(Records contained in a dataset)
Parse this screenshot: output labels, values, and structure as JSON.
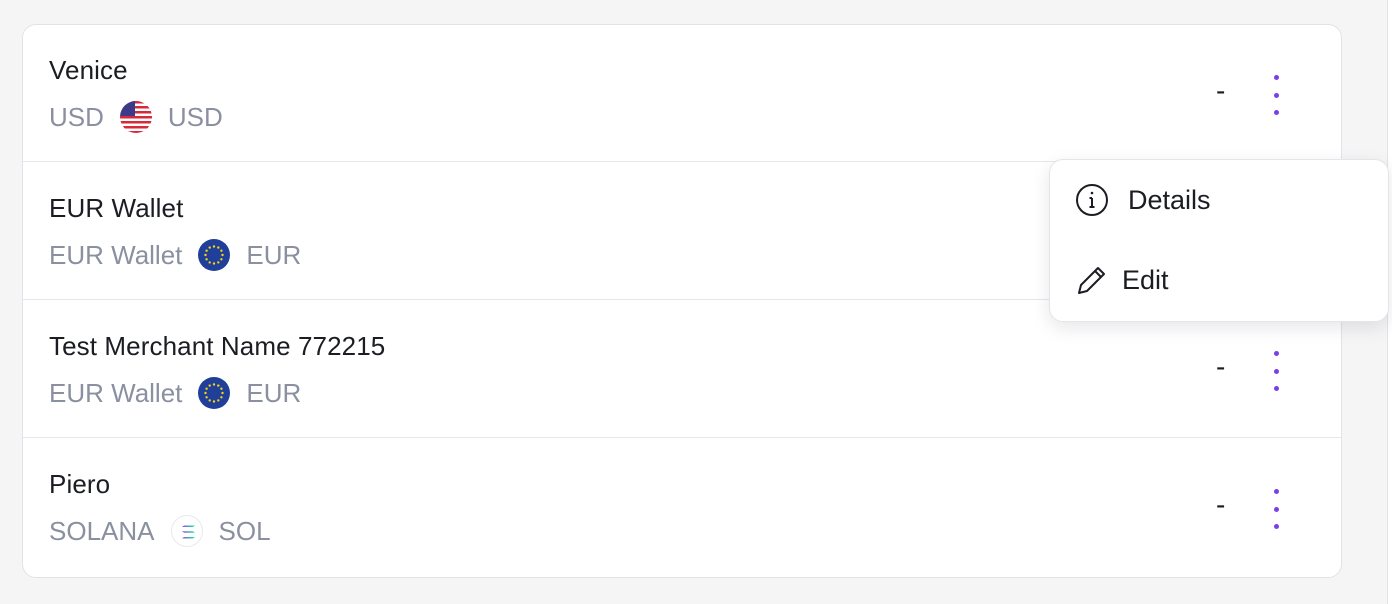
{
  "rows": [
    {
      "title": "Venice",
      "account": "USD",
      "flag_icon": "us-flag-icon",
      "currency": "USD",
      "amount": "-"
    },
    {
      "title": "EUR Wallet",
      "account": "EUR Wallet",
      "flag_icon": "eu-flag-icon",
      "currency": "EUR",
      "amount": "-"
    },
    {
      "title": "Test Merchant Name 772215",
      "account": "EUR Wallet",
      "flag_icon": "eu-flag-icon",
      "currency": "EUR",
      "amount": "-"
    },
    {
      "title": "Piero",
      "account": "SOLANA",
      "flag_icon": "solana-icon",
      "currency": "SOL",
      "amount": "-"
    }
  ],
  "menu": {
    "items": [
      {
        "label": "Details",
        "icon": "info-icon"
      },
      {
        "label": "Edit",
        "icon": "pencil-icon"
      }
    ]
  },
  "colors": {
    "accent": "#7b3fe4",
    "text_primary": "#1b1d23",
    "text_secondary": "#8a90a0"
  }
}
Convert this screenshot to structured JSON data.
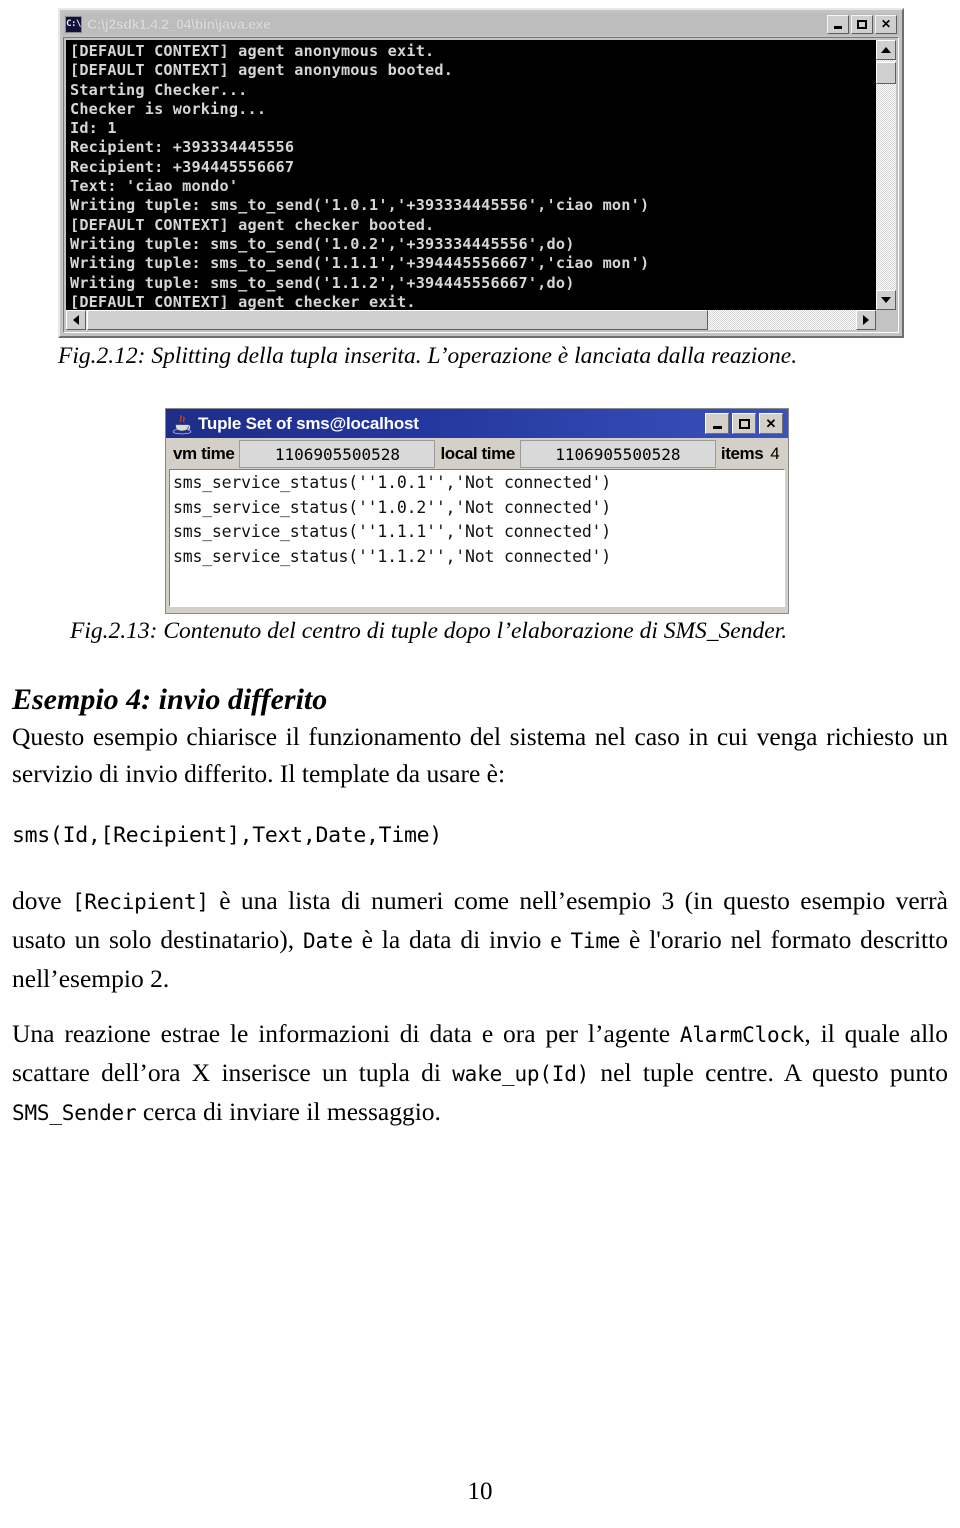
{
  "figure_212": {
    "window": {
      "title": "C:\\j2sdk1.4.2_04\\bin\\java.exe",
      "sysicon_label": "C:\\",
      "minimize_label": "_",
      "maximize_label": "□",
      "close_label": "X"
    },
    "console_lines": [
      "[DEFAULT CONTEXT] agent anonymous exit.",
      "[DEFAULT CONTEXT] agent anonymous booted.",
      "Starting Checker...",
      "Checker is working...",
      "Id: 1",
      "Recipient: +393334445556",
      "Recipient: +394445556667",
      "Text: 'ciao mondo'",
      "Writing tuple: sms_to_send('1.0.1','+393334445556','ciao mon')",
      "[DEFAULT CONTEXT] agent checker booted.",
      "Writing tuple: sms_to_send('1.0.2','+393334445556',do)",
      "Writing tuple: sms_to_send('1.1.1','+394445556667','ciao mon')",
      "Writing tuple: sms_to_send('1.1.2','+394445556667',do)",
      "[DEFAULT CONTEXT] agent checker exit."
    ],
    "caption": "Fig.2.12: Splitting della tupla inserita. L’operazione è lanciata dalla reazione."
  },
  "figure_213": {
    "window": {
      "title": "Tuple Set of sms@localhost",
      "minimize_label": "_",
      "maximize_label": "□",
      "close_label": "x"
    },
    "info": {
      "vm_time_label": "vm time",
      "vm_time_value": "1106905500528",
      "local_time_label": "local time",
      "local_time_value": "1106905500528",
      "items_label": "items",
      "items_value": "4"
    },
    "tuples": [
      "sms_service_status(''1.0.1'','Not connected')",
      "sms_service_status(''1.0.2'','Not connected')",
      "sms_service_status(''1.1.1'','Not connected')",
      "sms_service_status(''1.1.2'','Not connected')"
    ],
    "caption": "Fig.2.13: Contenuto del centro di tuple dopo l’elaborazione di SMS_Sender."
  },
  "content": {
    "heading": "Esempio 4: invio differito",
    "para_intro_part1": "Questo esempio chiarisce il funzionamento del sistema nel caso in cui venga richiesto un servizio di invio differito. Il template da usare è:",
    "code_template": "sms(Id,[Recipient],Text,Date,Time)",
    "para_dove": {
      "t1": "dove ",
      "c1": "[Recipient]",
      "t2": " è una lista di numeri come nell’esempio 3 (in questo esempio verrà usato un solo destinatario), ",
      "c2": "Date",
      "t3": " è la data di invio e ",
      "c3": "Time",
      "t4": " è l'orario nel formato descritto nell’esempio 2."
    },
    "para_reazione": {
      "t1": "Una reazione estrae le informazioni di data e ora per l’agente ",
      "c1": "AlarmClock",
      "t2": ", il quale allo scattare dell’ora X inserisce un tupla di ",
      "c2": "wake_up(Id)",
      "t3": " nel tuple centre. A questo punto ",
      "c3": "SMS_Sender",
      "t4": " cerca di inviare il messaggio."
    }
  },
  "footer": {
    "page_number": "10"
  },
  "colors": {
    "console_bg": "#000000",
    "console_text": "#d6d6d6",
    "win_chrome": "#c3c3c3",
    "java_title_blue": "#2436a0"
  }
}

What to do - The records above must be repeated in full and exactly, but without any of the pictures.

Finished exercise -
Parse this screenshot: output labels, values, and structure as JSON.
{
  "rows": [
    {
      "title": "Venice",
      "account": "USD",
      "flag_icon": "us-flag-icon",
      "currency": "USD",
      "amount": "-"
    },
    {
      "title": "EUR Wallet",
      "account": "EUR Wallet",
      "flag_icon": "eu-flag-icon",
      "currency": "EUR",
      "amount": "-"
    },
    {
      "title": "Test Merchant Name 772215",
      "account": "EUR Wallet",
      "flag_icon": "eu-flag-icon",
      "currency": "EUR",
      "amount": "-"
    },
    {
      "title": "Piero",
      "account": "SOLANA",
      "flag_icon": "solana-icon",
      "currency": "SOL",
      "amount": "-"
    }
  ],
  "menu": {
    "items": [
      {
        "label": "Details",
        "icon": "info-icon"
      },
      {
        "label": "Edit",
        "icon": "pencil-icon"
      }
    ]
  },
  "colors": {
    "accent": "#7b3fe4",
    "text_primary": "#1b1d23",
    "text_secondary": "#8a90a0"
  }
}
Convert this screenshot to structured JSON data.
{
  "figure_212": {
    "window": {
      "title": "C:\\j2sdk1.4.2_04\\bin\\java.exe",
      "sysicon_label": "C:\\",
      "minimize_label": "_",
      "maximize_label": "□",
      "close_label": "X"
    },
    "console_lines": [
      "[DEFAULT CONTEXT] agent anonymous exit.",
      "[DEFAULT CONTEXT] agent anonymous booted.",
      "Starting Checker...",
      "Checker is working...",
      "Id: 1",
      "Recipient: +393334445556",
      "Recipient: +394445556667",
      "Text: 'ciao mondo'",
      "Writing tuple: sms_to_send('1.0.1','+393334445556','ciao mon')",
      "[DEFAULT CONTEXT] agent checker booted.",
      "Writing tuple: sms_to_send('1.0.2','+393334445556',do)",
      "Writing tuple: sms_to_send('1.1.1','+394445556667','ciao mon')",
      "Writing tuple: sms_to_send('1.1.2','+394445556667',do)",
      "[DEFAULT CONTEXT] agent checker exit."
    ],
    "caption": "Fig.2.12: Splitting della tupla inserita. L’operazione è lanciata dalla reazione."
  },
  "figure_213": {
    "window": {
      "title": "Tuple Set of sms@localhost",
      "minimize_label": "_",
      "maximize_label": "□",
      "close_label": "x"
    },
    "info": {
      "vm_time_label": "vm time",
      "vm_time_value": "1106905500528",
      "local_time_label": "local time",
      "local_time_value": "1106905500528",
      "items_label": "items",
      "items_value": "4"
    },
    "tuples": [
      "sms_service_status(''1.0.1'','Not connected')",
      "sms_service_status(''1.0.2'','Not connected')",
      "sms_service_status(''1.1.1'','Not connected')",
      "sms_service_status(''1.1.2'','Not connected')"
    ],
    "caption": "Fig.2.13: Contenuto del centro di tuple dopo l’elaborazione di SMS_Sender."
  },
  "content": {
    "heading": "Esempio 4: invio differito",
    "para_intro_part1": "Questo esempio chiarisce il funzionamento del sistema nel caso in cui venga richiesto un servizio di invio differito. Il template da usare è:",
    "code_template": "sms(Id,[Recipient],Text,Date,Time)",
    "para_dove": {
      "t1": "dove ",
      "c1": "[Recipient]",
      "t2": " è una lista di numeri come nell’esempio 3 (in questo esempio verrà usato un solo destinatario), ",
      "c2": "Date",
      "t3": " è la data di invio e ",
      "c3": "Time",
      "t4": " è l'orario nel formato descritto nell’esempio 2."
    },
    "para_reazione": {
      "t1": "Una reazione estrae le informazioni di data e ora per l’agente ",
      "c1": "AlarmClock",
      "t2": ", il quale allo scattare dell’ora X inserisce un tupla di ",
      "c2": "wake_up(Id)",
      "t3": " nel tuple centre. A questo punto ",
      "c3": "SMS_Sender",
      "t4": " cerca di inviare il messaggio."
    }
  },
  "footer": {
    "page_number": "10"
  },
  "colors": {
    "console_bg": "#000000",
    "console_text": "#d6d6d6",
    "win_chrome": "#c3c3c3",
    "java_title_blue": "#2436a0"
  }
}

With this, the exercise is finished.